Oil on canvas portrait of philanthropist Dr. Albert Reid Leoux. Size with frame 40 in (102 cm) x 34 in (86.5 cm) x 2 in (5 cm).
Born in Illinois, Orlando Rouland became a painter of rural landscapes, scenes of New York City, and portraits of notable personages including Thomas Edison, Dame Nellie Melba, Sam Houston, John Muir and Theodore Roosevelt. He studied in Europe at the Julian Academy in Paris with Benjamin Constant and Jean Paul Laurens and also in London, Germany with Max Thedy, and in New York City.
Rouland’s wife was Minnie Dwight, a New York socialite who worked hard to promote her husband’s career. She was a patroness of the dancer Ruth St. Denis, and as a result of that friendship, Orlando Rouland did a painting of St. Denis performing “Cobras”.
In New York City, Rouland was a member of the Allied Artists of America, which he served as president from 1925 to 1928. He was also active in the Artist’s Professional League and the Lotos Club on behalf of exhibiting work by emerging artists.
Rouland and his wife had a summer home at Marblehead, Massachusetts where he did painting as well as at Cape Ann and Rockport. He was also a member of the Peconic Art Colony, spending summers in the Indian Neck area of Peconic, Long Island.

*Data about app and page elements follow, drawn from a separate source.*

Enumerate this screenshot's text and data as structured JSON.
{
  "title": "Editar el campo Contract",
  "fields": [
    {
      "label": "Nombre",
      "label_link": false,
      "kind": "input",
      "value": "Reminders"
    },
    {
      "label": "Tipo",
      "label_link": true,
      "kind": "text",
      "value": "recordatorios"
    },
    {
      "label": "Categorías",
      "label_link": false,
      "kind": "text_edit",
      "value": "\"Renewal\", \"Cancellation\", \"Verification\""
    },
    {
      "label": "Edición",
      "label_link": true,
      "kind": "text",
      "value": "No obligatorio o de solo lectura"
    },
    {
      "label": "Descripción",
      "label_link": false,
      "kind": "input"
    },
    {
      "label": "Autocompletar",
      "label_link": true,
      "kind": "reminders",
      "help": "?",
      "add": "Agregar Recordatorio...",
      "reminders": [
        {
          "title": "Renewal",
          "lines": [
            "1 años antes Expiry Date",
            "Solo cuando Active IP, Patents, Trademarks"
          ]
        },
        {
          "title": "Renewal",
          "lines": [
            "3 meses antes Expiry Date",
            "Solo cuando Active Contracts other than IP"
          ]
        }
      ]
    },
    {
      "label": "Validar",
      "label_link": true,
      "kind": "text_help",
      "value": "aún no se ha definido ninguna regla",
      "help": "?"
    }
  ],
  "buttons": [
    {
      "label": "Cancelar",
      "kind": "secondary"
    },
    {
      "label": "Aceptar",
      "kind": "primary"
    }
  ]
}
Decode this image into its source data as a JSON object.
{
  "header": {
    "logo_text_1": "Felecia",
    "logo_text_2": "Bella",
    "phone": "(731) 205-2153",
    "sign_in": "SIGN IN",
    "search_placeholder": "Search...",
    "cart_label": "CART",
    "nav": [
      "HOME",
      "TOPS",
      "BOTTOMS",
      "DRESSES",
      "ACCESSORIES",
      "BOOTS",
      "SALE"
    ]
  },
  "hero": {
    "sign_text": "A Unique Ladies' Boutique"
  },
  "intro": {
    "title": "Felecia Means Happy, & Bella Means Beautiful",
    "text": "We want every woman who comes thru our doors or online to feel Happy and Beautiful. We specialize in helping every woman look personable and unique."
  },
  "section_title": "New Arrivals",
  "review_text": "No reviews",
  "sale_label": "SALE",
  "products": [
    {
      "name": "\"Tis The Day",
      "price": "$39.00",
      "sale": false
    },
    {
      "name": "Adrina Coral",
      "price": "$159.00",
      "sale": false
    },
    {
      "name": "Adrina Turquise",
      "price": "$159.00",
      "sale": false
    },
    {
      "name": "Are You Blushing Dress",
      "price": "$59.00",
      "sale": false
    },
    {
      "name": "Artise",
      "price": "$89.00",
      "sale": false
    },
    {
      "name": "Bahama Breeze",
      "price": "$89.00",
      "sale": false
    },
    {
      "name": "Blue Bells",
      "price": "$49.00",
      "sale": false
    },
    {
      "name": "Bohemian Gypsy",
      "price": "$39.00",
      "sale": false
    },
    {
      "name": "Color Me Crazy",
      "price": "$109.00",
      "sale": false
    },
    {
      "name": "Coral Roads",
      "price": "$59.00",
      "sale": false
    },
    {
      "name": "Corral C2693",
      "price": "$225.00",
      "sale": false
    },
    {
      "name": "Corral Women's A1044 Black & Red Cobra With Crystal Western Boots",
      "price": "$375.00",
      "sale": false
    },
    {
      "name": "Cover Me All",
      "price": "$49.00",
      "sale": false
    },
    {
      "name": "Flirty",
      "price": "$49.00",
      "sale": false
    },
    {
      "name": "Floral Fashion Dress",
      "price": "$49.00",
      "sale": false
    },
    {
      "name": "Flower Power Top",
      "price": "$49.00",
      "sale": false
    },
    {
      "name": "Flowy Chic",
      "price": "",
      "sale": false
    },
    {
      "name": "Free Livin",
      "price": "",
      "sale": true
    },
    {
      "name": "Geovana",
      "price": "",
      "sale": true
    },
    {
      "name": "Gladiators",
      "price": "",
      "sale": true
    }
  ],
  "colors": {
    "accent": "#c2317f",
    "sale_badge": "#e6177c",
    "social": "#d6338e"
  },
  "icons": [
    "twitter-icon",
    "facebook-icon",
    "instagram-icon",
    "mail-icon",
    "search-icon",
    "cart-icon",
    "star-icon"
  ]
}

The artist’s professional papers are archived at the Grolier Club in New York City. Work by him is at the University of Texas and the Texas state capitol in Austin where the portrait of Sam Houston is in the Gallery of the Senate. Other collections representing the artist are ar Yale University, Trinity College at Cambridge University in England; the Historical Society of St. Paul, Minnesota; the National Gallery in Washington DC; and the Montclair (New Jersey) Museum of Art.